The top-ranked Williams, who won Wimbledon for the fourth time Saturday, eased through seven rounds without losing a set. Nadal had the more arduous journey, being pushed to five sets in rounds two and three while battling soreness in his right knee that subsided for his later matches.
He made the final look routine, deftly defusing Berdych’s power and dominating pivotal points.
Nadal celebrated with perhaps the first Centre Court somersault in the history of a tournament that dates to 1877. Later, cradling the trophy under that talented left arm, he signed autographs outside the members’ entrance to the All England Club.
The victory extended Nadal’s winning streak at Wimbledon to 14 matches. The Spaniard won the title in 2008, then missed last year’s tournament because of tendinitis in his knees.
“One of the toughest moments in my career, no?” he said during the trophy ceremony. “Amazing for me after a difficult year last year that I can be here.”
While the final weekend went as expected, with a sweep by tennis’ No. 1 players, the first week generated plenty of surprises to go with the queen’s first Wimbledon visit since 1977.
Besides Nadal’s close calls, there was a narrow escape for top-seeded Roger Federer, who was three points from defeat in the opening Centre Court match, and there was the longest match in tennis history. John Isner needed three days to beat Nicolas Mahut, winning the fifth set 70-68, creating such a sustained buzz Nadal was still talking about the match after his final.
“Unbelievable,” he said. “They show amazing good spirit for the crowd, for the young people, because the attitude was very positive and fighting a lot every point, like for 10 hours or 11 hours. Just amazing.”
Nadal’s title run on the heels of his fifth French Open championship was impressive, too.
In 2008, Nadal became the first player since Bjorn Borg in 1980 to sweep both majors. Federer pulled off the sweep last year, and now Nadal has done it twice.
“It didn’t happen since Borg,” Nadal said. “Now last three years it happens. How crazy is the life?”
While Spanish players were long considered clay-court specialists who couldn’t adapt to faster surfaces, Nadal spoke from the start of his career about wanting to do well at Wimbledon. Two years ago he became the first Spanish man to win Wimbledon since Manuel Santana in 1966, and now he’s the first Spanish man to win it twice.
“To play here for me was all my life a big goal,” Nadal said. “If you really want to play well on one surface and you are a good player, I think in the end you’re going to find a way.”
Nadal’s zeal was evident before the final began. He walked onto the Centre Court lawn holding a racket, eager to start swinging.

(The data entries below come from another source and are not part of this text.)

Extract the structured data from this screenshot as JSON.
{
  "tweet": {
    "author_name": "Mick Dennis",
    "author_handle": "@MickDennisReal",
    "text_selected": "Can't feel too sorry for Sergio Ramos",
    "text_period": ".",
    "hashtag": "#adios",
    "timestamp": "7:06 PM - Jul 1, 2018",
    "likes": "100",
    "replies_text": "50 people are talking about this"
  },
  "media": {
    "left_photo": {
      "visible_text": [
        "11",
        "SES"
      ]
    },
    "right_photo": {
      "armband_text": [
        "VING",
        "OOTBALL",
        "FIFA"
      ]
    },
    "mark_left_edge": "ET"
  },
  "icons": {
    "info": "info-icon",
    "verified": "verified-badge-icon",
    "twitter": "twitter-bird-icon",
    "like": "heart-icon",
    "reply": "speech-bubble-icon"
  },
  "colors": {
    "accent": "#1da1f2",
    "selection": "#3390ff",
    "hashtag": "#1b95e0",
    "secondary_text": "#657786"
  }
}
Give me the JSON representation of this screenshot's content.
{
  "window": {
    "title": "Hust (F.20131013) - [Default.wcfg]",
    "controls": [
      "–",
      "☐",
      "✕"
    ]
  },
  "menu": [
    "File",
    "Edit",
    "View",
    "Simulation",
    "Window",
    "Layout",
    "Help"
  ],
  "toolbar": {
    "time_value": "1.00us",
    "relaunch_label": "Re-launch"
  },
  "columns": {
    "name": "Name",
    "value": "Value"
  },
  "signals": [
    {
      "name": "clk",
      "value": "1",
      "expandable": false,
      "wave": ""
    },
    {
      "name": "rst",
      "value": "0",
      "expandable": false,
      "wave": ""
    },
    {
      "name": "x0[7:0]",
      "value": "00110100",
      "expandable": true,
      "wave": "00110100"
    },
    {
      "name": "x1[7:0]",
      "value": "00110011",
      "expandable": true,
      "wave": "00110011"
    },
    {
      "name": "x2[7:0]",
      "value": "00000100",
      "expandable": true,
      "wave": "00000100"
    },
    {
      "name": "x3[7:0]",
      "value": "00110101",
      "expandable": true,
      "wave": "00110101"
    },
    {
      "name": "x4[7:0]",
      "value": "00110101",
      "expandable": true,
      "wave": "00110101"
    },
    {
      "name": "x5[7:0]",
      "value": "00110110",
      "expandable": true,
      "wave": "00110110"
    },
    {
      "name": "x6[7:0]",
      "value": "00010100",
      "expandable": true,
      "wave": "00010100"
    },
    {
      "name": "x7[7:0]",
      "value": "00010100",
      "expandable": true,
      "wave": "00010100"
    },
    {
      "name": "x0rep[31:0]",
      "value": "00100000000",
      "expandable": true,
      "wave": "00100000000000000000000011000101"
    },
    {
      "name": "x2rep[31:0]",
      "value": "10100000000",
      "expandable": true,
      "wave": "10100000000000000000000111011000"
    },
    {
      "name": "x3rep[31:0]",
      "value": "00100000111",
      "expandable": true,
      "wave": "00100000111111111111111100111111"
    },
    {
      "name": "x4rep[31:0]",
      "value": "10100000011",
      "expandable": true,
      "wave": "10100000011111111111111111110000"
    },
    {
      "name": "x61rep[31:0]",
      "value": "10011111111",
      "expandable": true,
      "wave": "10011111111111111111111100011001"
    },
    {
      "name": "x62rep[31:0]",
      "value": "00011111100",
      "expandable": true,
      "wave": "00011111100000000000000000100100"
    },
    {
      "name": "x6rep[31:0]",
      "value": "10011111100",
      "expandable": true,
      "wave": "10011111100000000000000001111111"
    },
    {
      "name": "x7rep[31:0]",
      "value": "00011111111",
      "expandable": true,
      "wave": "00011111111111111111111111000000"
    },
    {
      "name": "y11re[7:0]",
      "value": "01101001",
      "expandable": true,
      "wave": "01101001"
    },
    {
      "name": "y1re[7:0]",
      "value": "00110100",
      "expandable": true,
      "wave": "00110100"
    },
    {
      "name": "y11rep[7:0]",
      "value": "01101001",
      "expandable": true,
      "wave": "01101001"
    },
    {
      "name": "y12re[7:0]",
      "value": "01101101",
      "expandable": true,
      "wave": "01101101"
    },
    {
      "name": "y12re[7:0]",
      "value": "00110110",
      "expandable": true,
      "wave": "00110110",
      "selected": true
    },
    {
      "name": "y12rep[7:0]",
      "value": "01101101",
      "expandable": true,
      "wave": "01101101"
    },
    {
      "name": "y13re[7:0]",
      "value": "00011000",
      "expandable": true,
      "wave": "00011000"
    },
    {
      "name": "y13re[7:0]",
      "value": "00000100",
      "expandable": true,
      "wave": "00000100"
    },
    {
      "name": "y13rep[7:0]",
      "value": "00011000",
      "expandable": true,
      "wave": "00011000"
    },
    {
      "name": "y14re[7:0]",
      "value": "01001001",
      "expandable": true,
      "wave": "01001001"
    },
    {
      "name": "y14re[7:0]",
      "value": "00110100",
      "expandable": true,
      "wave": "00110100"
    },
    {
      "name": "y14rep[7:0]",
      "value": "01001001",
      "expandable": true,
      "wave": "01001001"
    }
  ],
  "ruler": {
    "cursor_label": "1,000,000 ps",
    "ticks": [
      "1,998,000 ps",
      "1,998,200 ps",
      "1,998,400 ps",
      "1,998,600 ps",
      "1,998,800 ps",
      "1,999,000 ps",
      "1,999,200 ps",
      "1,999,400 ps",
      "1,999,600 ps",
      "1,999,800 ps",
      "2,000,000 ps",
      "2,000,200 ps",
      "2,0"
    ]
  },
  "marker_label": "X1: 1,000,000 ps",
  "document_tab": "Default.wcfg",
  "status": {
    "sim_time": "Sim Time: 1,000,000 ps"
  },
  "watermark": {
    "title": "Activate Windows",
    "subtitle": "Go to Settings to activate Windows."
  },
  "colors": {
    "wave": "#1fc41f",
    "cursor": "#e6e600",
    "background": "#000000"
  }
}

The No. 12-seeded Berdych upset Federer in the quarterfinals but couldn’t duplicate that performance, and a handful of points were his downfall. Nadal converted four of six break-point chances, and saved all four break points he faced.
“The biggest difference between us was that when he got a chance, he just took it,” Berdych said. “That just shows how strong he is.”
The gap between Nadal and the rest of the men’s tour widens. This week Novak Djokovic supplants Federer at No. 2 in the rankings, but the Serb hasn’t reached a Grand Slam final since winning his only major title at the 2008 Australian Open. Federer, now No. 3, has gone five months without a tournament title since winning this year’s Australian Open.
Nadal, meanwhile, is 31-1 with five titles since mid-April.
As the winner of eight major championships, he’s tied with such greats as Andre Agassi, Jimmy Connors and Ivan Lendl, but Nadal still seeks a breakthrough at the US Open. He has won other hard court tournaments, including the Australian Open, but his grinding style of play takes a toll on his body, especially his troublesome knees, and he has never been at a peak for the year’s final major tournament.
He lost in the semifinals the past two years and has yet to reach a final. Barely two hours after his latest London win, he wasn’t quite ready to start thinking about New York.
“For sure the US Open is going to be one of my goals for rest of my career,” he said. “But right now it’s to enjoy the beach, fishing, golf, friends, party and Mallorca.”